Gray area craft breweries – When AB-InBev or Miller Coors acquire a regional craft brewery, there is enough noise made by local fans that word gets out. Then there is Lagunitas (50% owned by Heineken), Founders Brewing (30% owned by Mahou San Miguel), and Ballast Point (100% owned by Constellation Brands, a global beer and spirits corporation). While the Brewer’s Association doesn’t consider any of those named to be considered craft beer, they are all still not owned by the Devil and make considerably less beer than Samuel Adams and Yuengling (both considered craft by The Brewers Association). There are those who want to drink righteously and support independently brewed beer, and these brands in particular blur that line. Partially because these companies are marketing themselves as craft (not a crime), and The Brewers Association could use a revision to their standards based on today’s landscape.
San Diego Fractal – As a kid, I always observed that pop culture trends started in California and if successful, moved eastward. The same can be said for craft beer trends. There are new breweries in the midwest and northeast that are starting to brew beers that resemble the San Diego style. Likewise, if you take a look at San Diego in 2016, they are near 120 breweries within it’s county’s 362 square miles. It would be fair to say that at least 10 percent of these breweries are producing low quality beer and owned by people trying to cash in on the craft beer boom. About a dozen or so of these breweries have gone out of business this year, and there were none announced that I had actually ever heard of before. There was no clamor about an awesome brewery shutting down in San Diego this year. Not one. What’s my point? San Diego is the beginning of a fractal in the US craft brewing world.
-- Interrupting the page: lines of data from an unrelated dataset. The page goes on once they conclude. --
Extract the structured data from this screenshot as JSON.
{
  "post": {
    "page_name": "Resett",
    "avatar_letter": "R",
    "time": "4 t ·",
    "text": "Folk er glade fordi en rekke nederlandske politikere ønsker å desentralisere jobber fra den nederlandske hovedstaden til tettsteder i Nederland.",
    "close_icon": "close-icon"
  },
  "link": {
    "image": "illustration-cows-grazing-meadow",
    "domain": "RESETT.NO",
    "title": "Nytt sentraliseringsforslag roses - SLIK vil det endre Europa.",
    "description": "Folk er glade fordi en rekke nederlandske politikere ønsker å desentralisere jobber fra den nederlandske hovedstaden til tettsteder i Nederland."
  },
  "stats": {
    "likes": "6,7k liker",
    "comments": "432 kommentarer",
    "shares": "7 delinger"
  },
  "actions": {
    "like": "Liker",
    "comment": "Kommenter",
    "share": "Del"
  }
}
While there is room for more breweries in our country, the low quality beer that appears to be a cash grab will go as quickly as it came.